Capturing Rainwater

Learn a Java implementation of the capturing rainwater interview question.

A common technical interview question involving arrays is the “capturing rainwater” problem, sometimes referred to as the “trapping rainwater” problem.

The Problem

Imagine a very heavy rainstorm over a highway with many potholes. The rainwater will collect in the empty holes in the road, creating puddles. Each puddle can only get as high as the road directly surrounding it. Any excess water will just flow away from the pothole.

The capturing rainwater problem asks you to imagine that rainwater has fallen over a histogram, a chart consisting of a series of bars. It asks you to calculate how much rainwater would get trapped in the spaces between these bars. Consider the following histogram:

histogram without water

This histogram can be represented in Java as an array filled with the values [4, 2, 1, 3, 0, 1, 2]. Here’s how the previous histogram would look filled with water:

histogram with water

Like with the pothole road, the amount of water that gets captured at any given space cannot be higher than the bounds around it. To solve the problem, we need to write a function that will take in an array of integers and calculate the total water captured. Our function should return 6 for the histogram above. There are multiple ways to solve this problem, but we are going to focus on 1) a naive implementation and 2) an optimized implementation.

The Concept

The foundation of this problem is that the amount of rainwater at any given index is the difference between 1) the shorter bar of the highest bar to the left of the index vs. the highest bar to the right and 2) the height of the bar at the given index.

waterAtIndex = Math.min(highestLeftBound, highestRightBound) - heightOfIndex;

Take a look at the histogram again. The amount of water at index 4 is 2 because its:

  • Highest left bound = 3 (value at index 3).
  • Highest right bound = 2 (value at index 6).

The lower of these two values is 2, and when we subtract the height at index 4 from this, we get our answer of 2 for waterAtIndex.

The Naive Solution

The naive solution to the problem is to:

  1. Traverse every element in the array
  2. Find the highest left bound for the current index
  3. Find the highest right bound for the current index
  4. Take the lower of these two values
  5. Subtract the height of the current index from that lower value
  6. Add the difference to the total amount of water captured

In Java, this implementation looks like this:

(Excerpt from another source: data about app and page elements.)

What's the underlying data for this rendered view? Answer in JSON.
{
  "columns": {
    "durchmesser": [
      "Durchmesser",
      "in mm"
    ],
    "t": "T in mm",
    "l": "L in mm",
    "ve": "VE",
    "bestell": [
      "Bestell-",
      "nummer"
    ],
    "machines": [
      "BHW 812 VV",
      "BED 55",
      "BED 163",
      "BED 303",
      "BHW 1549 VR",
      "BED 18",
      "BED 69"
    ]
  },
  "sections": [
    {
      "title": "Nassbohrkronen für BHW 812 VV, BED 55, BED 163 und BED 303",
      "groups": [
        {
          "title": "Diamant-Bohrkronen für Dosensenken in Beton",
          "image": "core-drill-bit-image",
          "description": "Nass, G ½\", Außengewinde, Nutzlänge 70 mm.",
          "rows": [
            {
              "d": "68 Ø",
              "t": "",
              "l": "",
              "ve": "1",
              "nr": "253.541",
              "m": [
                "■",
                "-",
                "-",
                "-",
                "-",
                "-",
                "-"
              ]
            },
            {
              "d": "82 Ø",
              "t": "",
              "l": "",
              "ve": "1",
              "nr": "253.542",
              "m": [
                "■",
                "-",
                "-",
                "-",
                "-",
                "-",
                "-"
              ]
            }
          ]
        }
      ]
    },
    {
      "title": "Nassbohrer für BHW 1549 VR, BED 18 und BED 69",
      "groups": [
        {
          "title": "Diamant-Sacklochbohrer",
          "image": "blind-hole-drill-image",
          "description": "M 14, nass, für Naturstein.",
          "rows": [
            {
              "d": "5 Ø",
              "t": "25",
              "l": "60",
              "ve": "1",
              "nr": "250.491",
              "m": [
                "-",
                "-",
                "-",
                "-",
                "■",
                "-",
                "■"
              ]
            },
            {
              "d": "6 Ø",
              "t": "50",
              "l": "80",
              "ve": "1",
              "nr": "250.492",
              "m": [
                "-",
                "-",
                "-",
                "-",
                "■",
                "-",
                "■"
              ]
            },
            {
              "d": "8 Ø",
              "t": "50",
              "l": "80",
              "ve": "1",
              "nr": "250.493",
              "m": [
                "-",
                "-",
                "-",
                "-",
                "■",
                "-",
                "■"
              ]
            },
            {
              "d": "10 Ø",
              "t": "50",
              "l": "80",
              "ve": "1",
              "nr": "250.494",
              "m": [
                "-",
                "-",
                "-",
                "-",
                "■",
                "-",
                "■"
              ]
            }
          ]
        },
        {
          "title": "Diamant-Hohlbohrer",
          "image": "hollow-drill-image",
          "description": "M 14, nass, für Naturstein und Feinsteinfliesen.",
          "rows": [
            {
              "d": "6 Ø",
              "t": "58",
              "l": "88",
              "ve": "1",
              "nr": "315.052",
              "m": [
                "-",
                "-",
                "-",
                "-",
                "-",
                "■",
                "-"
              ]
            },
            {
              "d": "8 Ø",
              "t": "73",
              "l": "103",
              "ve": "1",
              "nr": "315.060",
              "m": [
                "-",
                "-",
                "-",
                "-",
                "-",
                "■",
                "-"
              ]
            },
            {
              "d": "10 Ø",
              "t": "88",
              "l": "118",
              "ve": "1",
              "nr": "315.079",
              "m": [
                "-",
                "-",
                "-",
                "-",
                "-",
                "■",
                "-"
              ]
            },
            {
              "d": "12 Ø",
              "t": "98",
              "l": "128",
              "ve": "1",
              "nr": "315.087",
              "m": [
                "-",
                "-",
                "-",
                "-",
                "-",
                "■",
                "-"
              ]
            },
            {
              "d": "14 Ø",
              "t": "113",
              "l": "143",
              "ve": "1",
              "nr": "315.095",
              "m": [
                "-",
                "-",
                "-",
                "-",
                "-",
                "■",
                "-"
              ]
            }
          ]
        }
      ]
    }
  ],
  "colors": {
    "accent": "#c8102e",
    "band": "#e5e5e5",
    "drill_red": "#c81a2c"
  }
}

public int naiveSolution(int[]heights) { int totalWater = 0; for (int i = 0; i < heights.length - 1; i++) { int leftBound = 0; int rightBound = 0; // Here we only want to look at elements to the LEFT of index i, which are the elements at the lower indices for (int j = 0; j <= i; j++) { leftBound = Math.max(leftBound, heights[j]); } // Now here we only want to look at elements to the RIGHT of index i, which are the elements at the higher indices for (int j = i; j < heights.length; j++) { rightBound = Math.max(rightBound, heights[j]); } // Add the amount of water at index i to totalWater totalWater += Math.min(leftBound, rightBound) - heights[i]; } return totalWater; }

While this is a functional solution, it requires nested for loops, which means it has a big O runtime of O(N^2). Let’s now look at a solution with a more efficient runtime!

The Optimized Solution

The previous solution had a quadratic runtime, but it’s possible to solve this problem in O(N) time by using the two-pointers approach. One pointer starts at the beginning of the array and one starts at the end, and they move towards each other progressively. This approach is common for problems that require working with arrays as it allows you to go through one in a single loop without the need to copy arrays.

Here are the important variables for this solution:

totalWater = 0
leftPointer = 0
rightPointer = heights.length - 1
leftBound = 0
rightBound = 0

leftPointer and rightPointer will start at the beginning and end of the array, respectively, and move towards each other until they meet. The algorithm is as follows:

while leftPointer < rightPointer:
    if the element at leftPointer <= rightPointer:
        -set leftBound to max value between leftPointer element and leftBound
        -add difference between leftBound & the element at leftPointer to totalWater
        -move leftPointer forward by one
    else:
        -set rightBound to max value between rightPointer element and rightBound
        -add difference between rightBound & the element at rightPointer to totalWater
        -move rightPointer back by one 

return totalWater